John Goodman, a good friend and former sailmaker asked us to produce a semi stock sail for the SNS.
These are his Photos of setting up the trial sail on his Goat Island Skiff while waiting for the SNS builds to be ready.
He wrote back to us very happy at the sail we produced, considering it very well finished and setting very well.
John Goodman ended up putting together a mini tutorial to help get other Welsford Saturday Night Special setups looking as good with our really simple sail.
We tend to use a different halyard setup using a single halyard for all functions for the Goat Island Skiff and other Storer Boats, so this is a good tutorial for the more common setup with a halyard attaching to the yard close to the mast and a separate loop around the mast to keep the yard in the right place.
One of the things that takes a little bit of time is getting a new sail to sit right on a new boat, so this will save many Saturday Night Special owners a bit of time. It can make the difference between a very so-so looking sail and one that looks great.
A good reference for sail setting is usually the drawing of the hull with sail in the plan. It is important to replicate the way the designer sets out the sail in terms of how high to hoist the sail, how much sail is ahead of the mast and the angle of the luff.
As John suggests if the sail goes a bit more forward at top and/or a bit further back at the boom level then there will be way more boom clearance in the cockpit as you get further back from the mast.
Much more convenient.
And some more little mods that will be applicable to many boats.
Great advice for getting the most out of your sail, whatever way it is set up.

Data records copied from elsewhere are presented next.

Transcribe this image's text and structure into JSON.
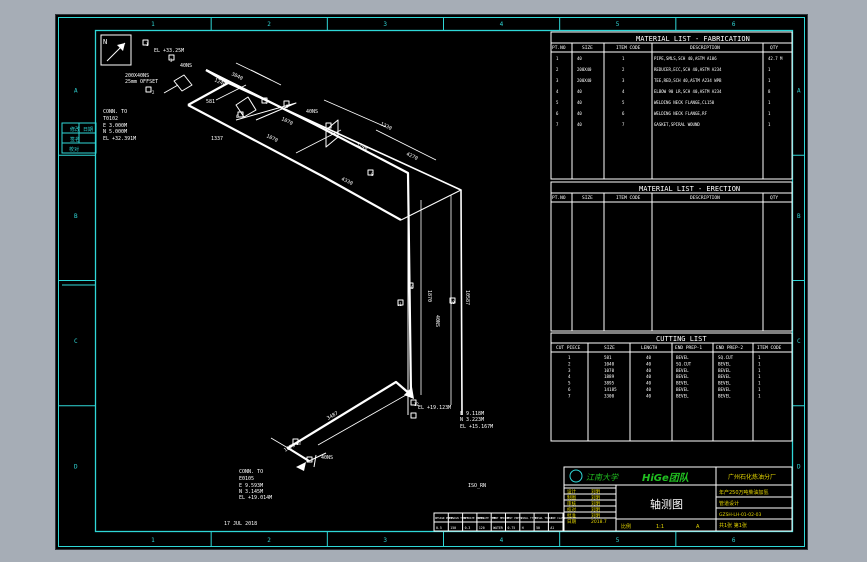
{
  "zone_numbers": [
    "1",
    "2",
    "3",
    "4",
    "5",
    "6"
  ],
  "zone_letters": [
    "A",
    "B",
    "C",
    "D"
  ],
  "north": "N",
  "fabrication": {
    "title": "MATERIAL LIST - FABRICATION",
    "headers": [
      "PT.NO",
      "SIZE",
      "ITEM CODE",
      "DESCRIPTION",
      "QTY"
    ],
    "rows": [
      [
        "1",
        "40",
        "1",
        "PIPE,SMLS,SCH 40,ASTM A106",
        "42.7 M"
      ],
      [
        "2",
        "200X40",
        "2",
        "REDUCER,ECC,SCH 40,ASTM A234",
        "1"
      ],
      [
        "3",
        "200X40",
        "3",
        "TEE,RED,SCH 40,ASTM A234 WPB",
        "1"
      ],
      [
        "4",
        "40",
        "4",
        "ELBOW 90 LR,SCH 40,ASTM A234",
        "8"
      ],
      [
        "5",
        "40",
        "5",
        "WELDING NECK FLANGE,CL150",
        "1"
      ],
      [
        "6",
        "40",
        "6",
        "WELDING NECK FLANGE,RF",
        "1"
      ],
      [
        "7",
        "40",
        "7",
        "GASKET,SPIRAL WOUND",
        "1"
      ]
    ]
  },
  "erection": {
    "title": "MATERIAL LIST - ERECTION",
    "headers": [
      "PT.NO",
      "SIZE",
      "ITEM CODE",
      "DESCRIPTION",
      "QTY"
    ]
  },
  "cutting": {
    "title": "CUTTING LIST",
    "headers": [
      "CUT PIECE",
      "SIZE",
      "LENGTH",
      "END PREP-1",
      "END PREP-2",
      "ITEM CODE"
    ],
    "rows": [
      [
        "1",
        "581",
        "40",
        "BEVEL",
        "SQ.CUT",
        "1"
      ],
      [
        "2",
        "1040",
        "40",
        "SQ.CUT",
        "BEVEL",
        "1"
      ],
      [
        "3",
        "1070",
        "40",
        "BEVEL",
        "BEVEL",
        "1"
      ],
      [
        "4",
        "1889",
        "40",
        "BEVEL",
        "BEVEL",
        "1"
      ],
      [
        "5",
        "3895",
        "40",
        "BEVEL",
        "BEVEL",
        "1"
      ],
      [
        "6",
        "14185",
        "40",
        "BEVEL",
        "BEVEL",
        "1"
      ],
      [
        "7",
        "3300",
        "40",
        "BEVEL",
        "BEVEL",
        "1"
      ]
    ]
  },
  "title_block": {
    "school": "江南大学",
    "team": "HiGe团队",
    "factory": "广州石化炼油分厂",
    "project": "年产250万吨柴油加氢",
    "design": "管道设计",
    "drawing_name": "轴测图",
    "drawing_no": "GZSH-LH-01-02-03",
    "sheet": "共1张 第1张",
    "scale_label": "比例",
    "scale": "1:1",
    "rev": "A",
    "signs": [
      "设计",
      "制图",
      "审核",
      "校对",
      "批准",
      "日期"
    ],
    "names": [
      "刘明",
      "刘明",
      "刘明",
      "刘明",
      "刘明",
      "2018.7"
    ]
  },
  "small_table": {
    "headers": [
      "DESIGN PRESS",
      "DESIGN TEMP",
      "OPERATE PRESS",
      "OPERATE TEMP",
      "TEST MEDIUM",
      "TEST PRESS",
      "INSUL TYPE",
      "INSUL THICK",
      "LINE CLASS"
    ],
    "values": [
      "0.5",
      "150",
      "0.3",
      "120",
      "WATER",
      "0.75",
      "H",
      "50",
      "A1"
    ]
  },
  "left_box": [
    "修改",
    "日期",
    "签名",
    "校对"
  ],
  "conn_top": [
    "CONN. TO",
    "T0102",
    "E 3.000M",
    "N 5.000M",
    "EL +32.391M"
  ],
  "conn_bottom": [
    "CONN. TO",
    "E0105",
    "E 9.593M",
    "N 3.145M",
    "EL +19.014M"
  ],
  "end_mid": [
    "E 9.118M",
    "N 3.223M",
    "EL +15.167M"
  ],
  "el_top": "EL +33.25M",
  "offset_note": [
    "200X40NS",
    "25mm OFFSET"
  ],
  "el_lower": "EL +19.123M",
  "dims": [
    "1240",
    "3040",
    "1337",
    "1070",
    "4270",
    "1070",
    "4330",
    "10587",
    "1870",
    "3487",
    "1075",
    "1330",
    "3240",
    "581",
    "40NS",
    "40NS",
    "40NS",
    "40NS"
  ],
  "date": "17 JUL 2018",
  "iso_label": "ISO_RN",
  "weld_markers": [
    "1",
    "2",
    "3",
    "4",
    "5",
    "6",
    "7",
    "8",
    "9",
    "10",
    "11",
    "12",
    "13"
  ],
  "colors": {
    "line": "#ffffff",
    "frame": "#2fd7d7",
    "bg": "#000000",
    "chrome": "#a6adb6"
  }
}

For more information on Lug rigs and some of the things we have learned this page might be useful.
And the diagnostic and quick fix of a very common lug setting problem experienced by new lug sailors.